**ASSIGNED TASK:** Each record must be returned exactly, apart from the pictures, which stay out.

**TASK MATERIAL:**
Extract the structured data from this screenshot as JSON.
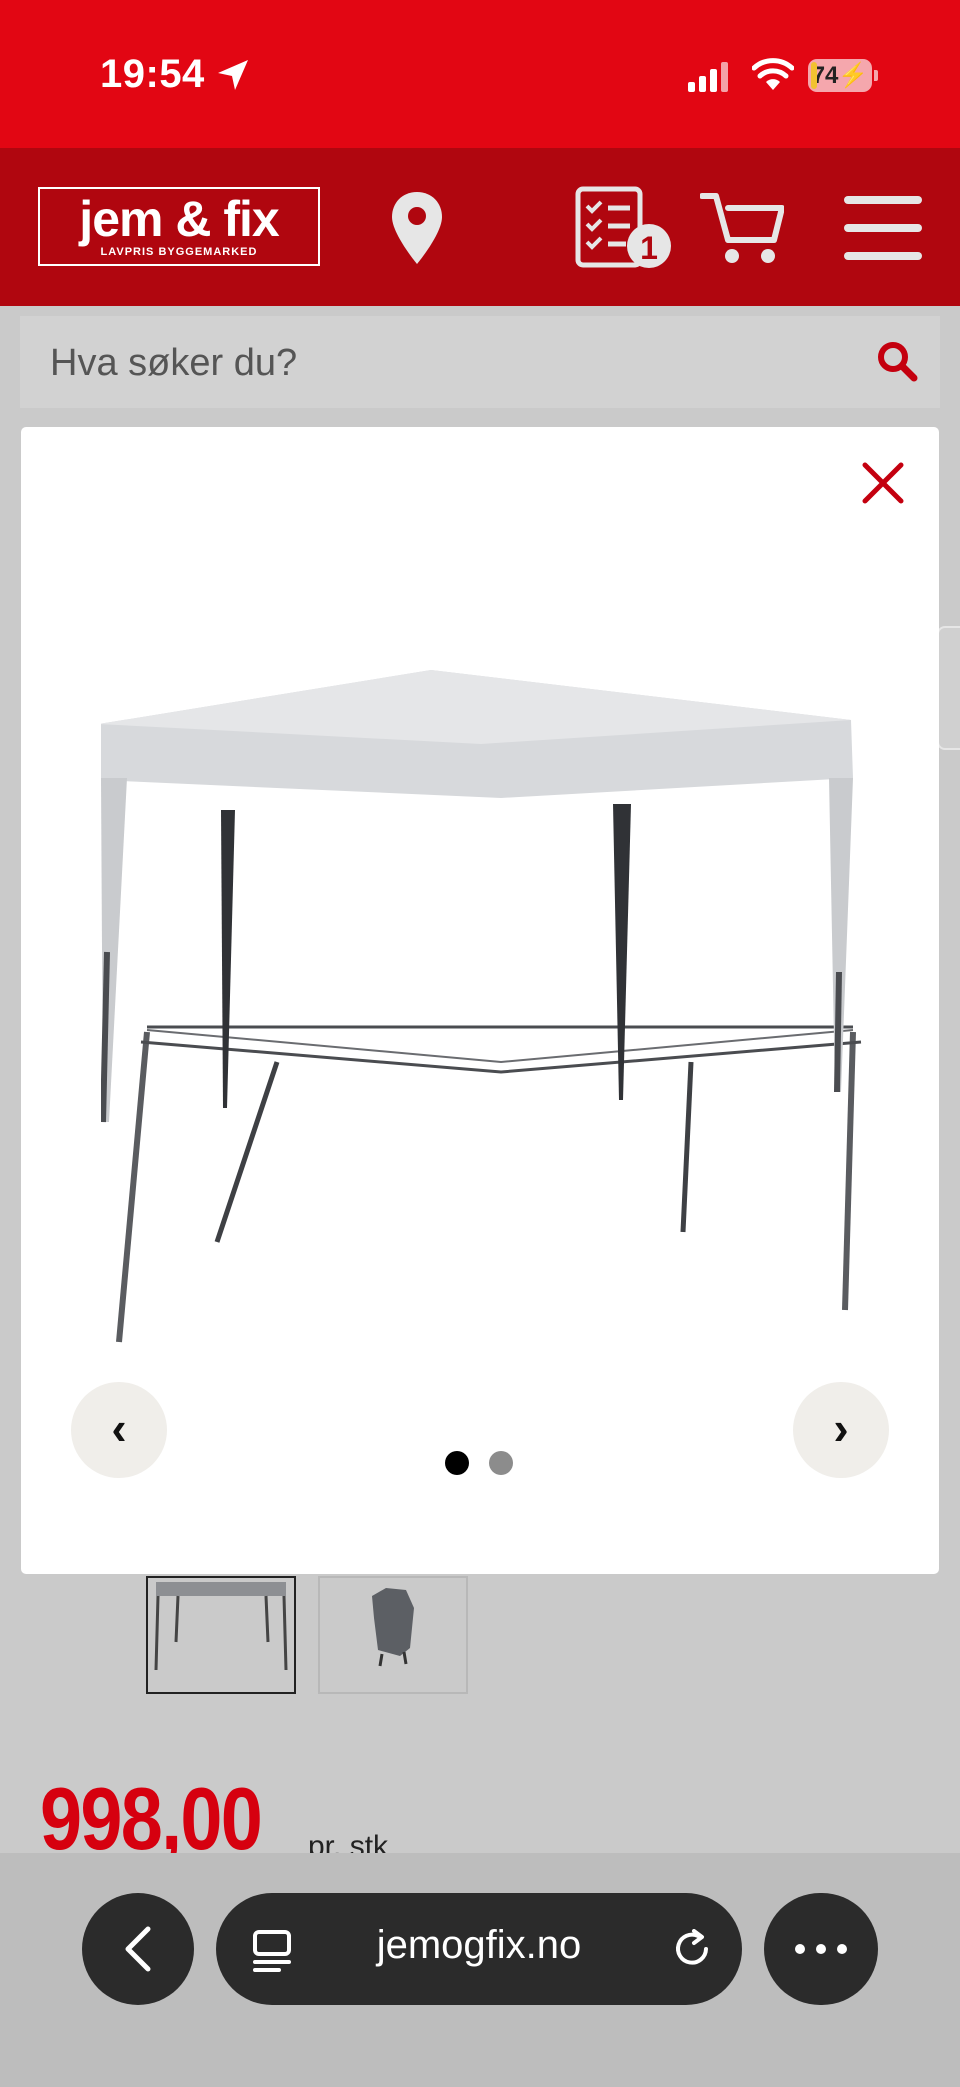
{
  "status_bar": {
    "time": "19:54",
    "battery": "74"
  },
  "header": {
    "logo_main": "jem & fix",
    "logo_sub": "LAVPRIS BYGGEMARKED",
    "shopping_list_count": "1",
    "colors": {
      "red": "#e20613",
      "dark_red": "#b0060f"
    }
  },
  "search": {
    "placeholder": "Hva søker du?"
  },
  "gallery": {
    "prev_glyph": "‹",
    "next_glyph": "›",
    "slides": 2,
    "active_slide": 1
  },
  "product": {
    "price": "998,00",
    "unit": "pr. stk"
  },
  "browser": {
    "url": "jemogfix.no"
  }
}
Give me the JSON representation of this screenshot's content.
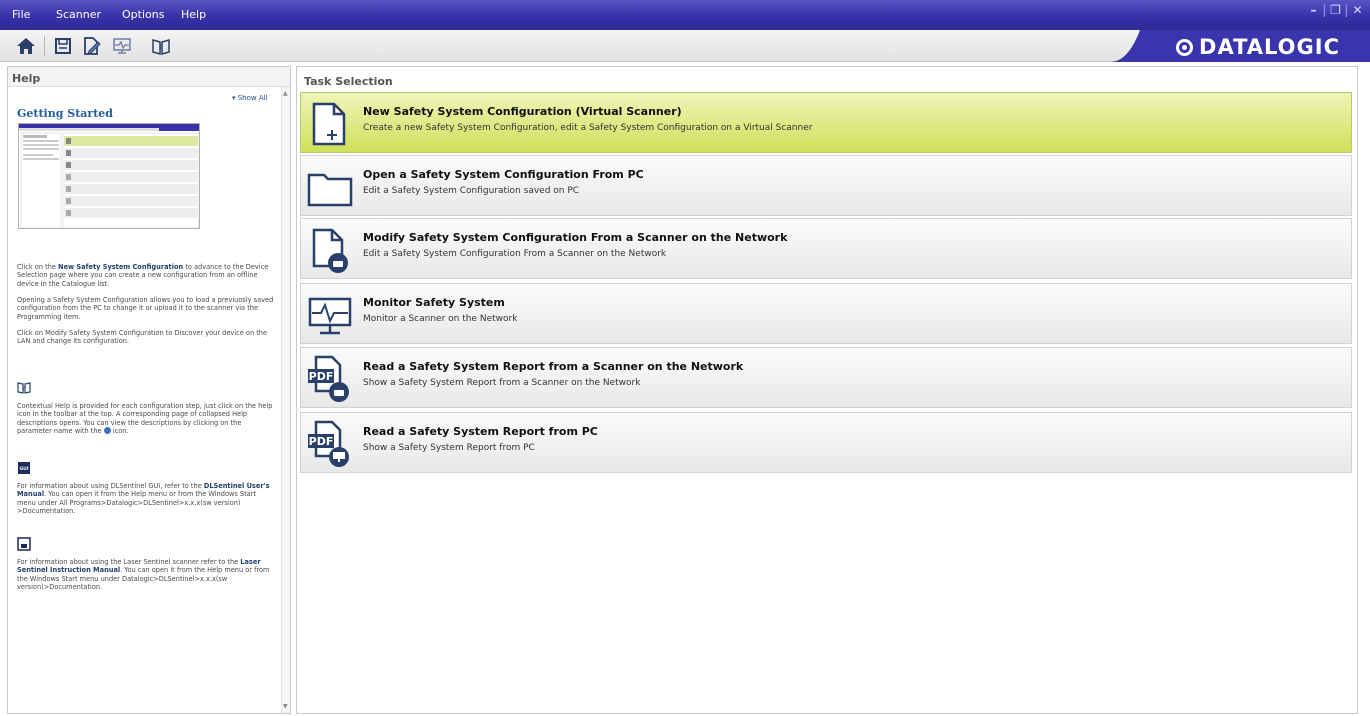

**COMPLETED TASK:**
Extract the structured data from this screenshot as JSON.
{
  "status_bar": {
    "time": "19:54",
    "battery": "74"
  },
  "header": {
    "logo_main": "jem & fix",
    "logo_sub": "LAVPRIS BYGGEMARKED",
    "shopping_list_count": "1",
    "colors": {
      "red": "#e20613",
      "dark_red": "#b0060f"
    }
  },
  "search": {
    "placeholder": "Hva søker du?"
  },
  "gallery": {
    "prev_glyph": "‹",
    "next_glyph": "›",
    "slides": 2,
    "active_slide": 1
  },
  "product": {
    "price": "998,00",
    "unit": "pr. stk"
  },
  "browser": {
    "url": "jemogfix.no"
  }
}
Give me the JSON representation of this screenshot's content.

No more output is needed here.